Due Friday, November 4, in Gradescope.

1. Find a graph that has an Euler tour (it is connected and all degrees are even) in which there exists a path $$uvw$$ whose edges cannot be used consecutively as part of an Euler tour. (Hint: If it appears consecutively, it can appear at the start of the tour. Use Fleury's algorithm to show that, in your graph, using this path at the start of a tour would be a mistake.)

2. Let $$S$$ be a set of integers, represented as a binary number as in the course lecture notes.
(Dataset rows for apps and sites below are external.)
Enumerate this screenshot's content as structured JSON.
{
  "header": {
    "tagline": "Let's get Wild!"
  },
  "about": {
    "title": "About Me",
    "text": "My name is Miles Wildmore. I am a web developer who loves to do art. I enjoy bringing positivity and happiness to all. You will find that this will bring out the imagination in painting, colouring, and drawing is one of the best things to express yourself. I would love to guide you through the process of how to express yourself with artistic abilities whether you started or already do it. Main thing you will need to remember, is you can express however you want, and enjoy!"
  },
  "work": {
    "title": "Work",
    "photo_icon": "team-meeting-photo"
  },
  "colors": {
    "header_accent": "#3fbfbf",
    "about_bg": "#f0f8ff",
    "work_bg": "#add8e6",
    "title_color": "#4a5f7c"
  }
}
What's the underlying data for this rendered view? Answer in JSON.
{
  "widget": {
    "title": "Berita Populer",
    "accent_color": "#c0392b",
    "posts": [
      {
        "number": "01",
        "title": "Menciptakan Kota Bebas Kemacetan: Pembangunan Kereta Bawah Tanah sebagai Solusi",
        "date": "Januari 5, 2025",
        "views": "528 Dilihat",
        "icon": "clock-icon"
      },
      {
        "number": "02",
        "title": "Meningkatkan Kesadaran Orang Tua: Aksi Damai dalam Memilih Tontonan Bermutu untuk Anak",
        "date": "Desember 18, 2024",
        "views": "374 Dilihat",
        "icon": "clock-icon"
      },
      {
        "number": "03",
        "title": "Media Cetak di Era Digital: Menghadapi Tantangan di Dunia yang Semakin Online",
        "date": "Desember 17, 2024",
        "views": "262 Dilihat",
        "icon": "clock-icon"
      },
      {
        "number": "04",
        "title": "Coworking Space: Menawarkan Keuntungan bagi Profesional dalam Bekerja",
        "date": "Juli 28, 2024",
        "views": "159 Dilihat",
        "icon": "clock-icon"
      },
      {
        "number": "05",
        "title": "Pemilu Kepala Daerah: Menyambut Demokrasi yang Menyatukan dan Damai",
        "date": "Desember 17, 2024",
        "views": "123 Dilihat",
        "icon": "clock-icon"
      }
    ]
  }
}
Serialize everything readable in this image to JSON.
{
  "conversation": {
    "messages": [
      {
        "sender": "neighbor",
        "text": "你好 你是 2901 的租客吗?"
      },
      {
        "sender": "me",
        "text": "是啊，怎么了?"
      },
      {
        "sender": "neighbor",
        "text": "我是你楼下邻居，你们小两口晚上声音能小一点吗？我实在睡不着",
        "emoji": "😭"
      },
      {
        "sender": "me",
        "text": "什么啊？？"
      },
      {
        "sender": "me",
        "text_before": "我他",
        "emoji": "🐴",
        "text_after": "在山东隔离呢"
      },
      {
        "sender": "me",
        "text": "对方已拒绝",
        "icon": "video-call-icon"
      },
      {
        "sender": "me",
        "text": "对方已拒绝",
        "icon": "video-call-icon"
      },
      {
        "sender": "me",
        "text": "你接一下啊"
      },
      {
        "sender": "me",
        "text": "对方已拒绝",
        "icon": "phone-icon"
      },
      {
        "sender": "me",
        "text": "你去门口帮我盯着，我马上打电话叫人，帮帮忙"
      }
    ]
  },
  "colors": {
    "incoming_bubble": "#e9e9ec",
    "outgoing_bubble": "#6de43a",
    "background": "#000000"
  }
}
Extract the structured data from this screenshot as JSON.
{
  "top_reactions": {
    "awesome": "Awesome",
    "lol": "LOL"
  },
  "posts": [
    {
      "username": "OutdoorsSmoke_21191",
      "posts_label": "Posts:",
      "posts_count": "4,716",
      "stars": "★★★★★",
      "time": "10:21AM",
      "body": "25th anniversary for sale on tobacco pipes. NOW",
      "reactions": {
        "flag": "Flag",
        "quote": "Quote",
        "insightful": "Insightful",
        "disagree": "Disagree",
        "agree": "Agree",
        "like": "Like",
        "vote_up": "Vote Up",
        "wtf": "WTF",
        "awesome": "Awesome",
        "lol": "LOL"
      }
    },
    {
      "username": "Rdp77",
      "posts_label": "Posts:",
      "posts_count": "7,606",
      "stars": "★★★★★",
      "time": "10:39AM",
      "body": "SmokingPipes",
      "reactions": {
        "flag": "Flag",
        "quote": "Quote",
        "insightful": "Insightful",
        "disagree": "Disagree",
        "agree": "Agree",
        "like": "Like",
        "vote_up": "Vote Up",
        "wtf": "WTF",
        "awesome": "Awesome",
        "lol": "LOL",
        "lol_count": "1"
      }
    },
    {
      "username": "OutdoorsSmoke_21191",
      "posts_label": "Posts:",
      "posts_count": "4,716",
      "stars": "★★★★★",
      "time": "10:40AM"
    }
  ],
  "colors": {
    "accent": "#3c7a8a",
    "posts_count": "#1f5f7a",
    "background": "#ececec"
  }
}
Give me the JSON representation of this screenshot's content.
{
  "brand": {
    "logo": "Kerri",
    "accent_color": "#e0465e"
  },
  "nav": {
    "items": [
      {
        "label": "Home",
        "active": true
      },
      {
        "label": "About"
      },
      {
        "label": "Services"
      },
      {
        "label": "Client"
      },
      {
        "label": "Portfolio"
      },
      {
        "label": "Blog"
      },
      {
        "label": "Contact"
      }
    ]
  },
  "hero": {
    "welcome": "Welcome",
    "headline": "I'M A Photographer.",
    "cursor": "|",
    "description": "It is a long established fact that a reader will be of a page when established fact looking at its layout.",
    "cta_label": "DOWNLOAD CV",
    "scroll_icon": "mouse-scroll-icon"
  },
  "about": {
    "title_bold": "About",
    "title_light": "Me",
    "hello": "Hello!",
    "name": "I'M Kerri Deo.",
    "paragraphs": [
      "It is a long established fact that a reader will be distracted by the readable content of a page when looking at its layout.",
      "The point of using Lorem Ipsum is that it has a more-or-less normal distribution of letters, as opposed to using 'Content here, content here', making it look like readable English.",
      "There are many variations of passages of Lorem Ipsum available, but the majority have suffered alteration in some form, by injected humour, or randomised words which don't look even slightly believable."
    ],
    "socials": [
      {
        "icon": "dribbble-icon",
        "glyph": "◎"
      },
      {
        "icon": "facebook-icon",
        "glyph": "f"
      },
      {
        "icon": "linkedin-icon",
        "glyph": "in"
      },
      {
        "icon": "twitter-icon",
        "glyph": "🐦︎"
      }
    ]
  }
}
Suppose we want to construct the set $$T$$ of integers $$i$$ for which both $$i$$ and $$i+1$$ belong to $$S$$. For instance, when $$S=\{1,2,3,6,8,9\}$$, we should construct $$T=\{1,2,8\}$$. Write the simplest expression you can find for $$T$$. Use programming notation, not mathematical set notation.

3. Define the width of a walk (just like the width of a path) to be the minimum weight of any of its edges. Define a "widest traveling salesperson tour" to be a walk through a graph, starting and ending at the same vertex and visiting every vertex, that has the largest possible width.

1. 163 students only: For the four-vertex graph used as an example for the exact TSP algorithm, find a widest traveling salesperson tour. (Hint: Remember that walks are allowed to repeat vertices. The optimal solution is not one of the three tours used in the example.)

2. 265 students only: Describe a polynomial-time algorithm for finding the widest traveling salesperson tour. (Hint: it is the same as one of the other TSP-related algorithms we studied.)

4. In the $$G(n,\tfrac12)$$ model of random graphs, every graph on a given set of $$n$$ vertices is equally likely, and therefore every graph is possible. Find a graph with four vertices that cannot be generated by the Barabasi–Albert model, no matter what parameter $$d$$ is used.